(177) Paul Dukes, 1922, ‘Red Dusk and the Morrow: Adventures and Investigations in Red Russia’, 1st Edition, Self-Published: New York, pp. 228-229. It should be noted that Sir Paul Dukes was the former Chief of the British Secret Intelligence Service in Soviet Russia when he wrote this book.
(178) Ibid, p. 256
(179) Ibid, p. 283
(180) Ibid, p. 316
(181) E. H. Wilcox, 1919, ‘Russia’s Ruin’, 1st Editon, Chapman & Hall: London, pp. 159-160. It should be noted that Wilcox had been the Petrograd correspondent of ‘The Daily Telegraph’ in 1917.
(182) Henning Kehler, Frithjof Toksvig (Trans.), 1922, ‘The Red Garden’, 1st Edition, Alfred A. Knopf: New York, p. 16
(183) Ibid, pp. 37-38
(184) Ibid, p. 90
(185) Ibid, p. 148
(186) Stinton Jones, 1917, ‘Russia in Revolution: Being the Experiences of an Englishman in Petrograd during the Upheaval’, 1st Edition, McBride, Nast & Company, p. 274
(187) Emile Joseph Dillon, 1918, ‘The Eclipse of Russia’, 1st Edition, J. M. Dent: Paris, pp. 6-7
(188) Jacob Marschak, 1971, ‘Recollections of Kiev and the Northern Caucasus, 1917-1918’, Regional Oral History Office: The University of California at Berkeley, p. 19
(189) Ibid, p. 35
(190) George Perris, 1905, ‘Russia in Revolution’, 1st Edition, Chapman & Hall: London, p. 65

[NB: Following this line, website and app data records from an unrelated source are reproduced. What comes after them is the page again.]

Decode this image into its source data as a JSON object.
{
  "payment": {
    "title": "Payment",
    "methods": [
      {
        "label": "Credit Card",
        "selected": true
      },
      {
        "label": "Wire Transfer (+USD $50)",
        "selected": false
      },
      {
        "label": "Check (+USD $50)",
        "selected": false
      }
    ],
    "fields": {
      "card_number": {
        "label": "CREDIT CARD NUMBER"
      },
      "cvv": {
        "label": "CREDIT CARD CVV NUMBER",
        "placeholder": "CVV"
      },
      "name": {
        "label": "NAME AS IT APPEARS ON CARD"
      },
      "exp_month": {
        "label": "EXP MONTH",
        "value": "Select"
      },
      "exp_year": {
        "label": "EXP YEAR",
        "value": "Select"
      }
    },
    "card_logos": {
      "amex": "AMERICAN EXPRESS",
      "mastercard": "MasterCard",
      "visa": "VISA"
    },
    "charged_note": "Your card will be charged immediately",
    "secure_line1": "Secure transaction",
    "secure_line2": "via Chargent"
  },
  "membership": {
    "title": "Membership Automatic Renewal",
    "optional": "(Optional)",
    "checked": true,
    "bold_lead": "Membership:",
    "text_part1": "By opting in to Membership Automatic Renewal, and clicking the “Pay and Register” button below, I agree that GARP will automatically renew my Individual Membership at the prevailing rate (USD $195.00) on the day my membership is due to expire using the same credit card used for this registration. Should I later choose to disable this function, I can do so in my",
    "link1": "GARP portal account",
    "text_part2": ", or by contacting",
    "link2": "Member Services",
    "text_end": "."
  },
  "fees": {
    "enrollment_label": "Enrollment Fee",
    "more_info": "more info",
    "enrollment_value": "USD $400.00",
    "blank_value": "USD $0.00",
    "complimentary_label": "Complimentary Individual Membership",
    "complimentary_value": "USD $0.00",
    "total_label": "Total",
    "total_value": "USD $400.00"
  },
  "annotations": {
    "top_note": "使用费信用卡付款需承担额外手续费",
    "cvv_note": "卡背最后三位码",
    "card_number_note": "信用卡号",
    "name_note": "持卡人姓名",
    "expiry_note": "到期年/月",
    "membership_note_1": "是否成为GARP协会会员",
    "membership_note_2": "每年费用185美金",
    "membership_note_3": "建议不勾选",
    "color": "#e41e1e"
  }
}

Last edited by Karl Radl; May 24th, 2010 at 06:07 AM.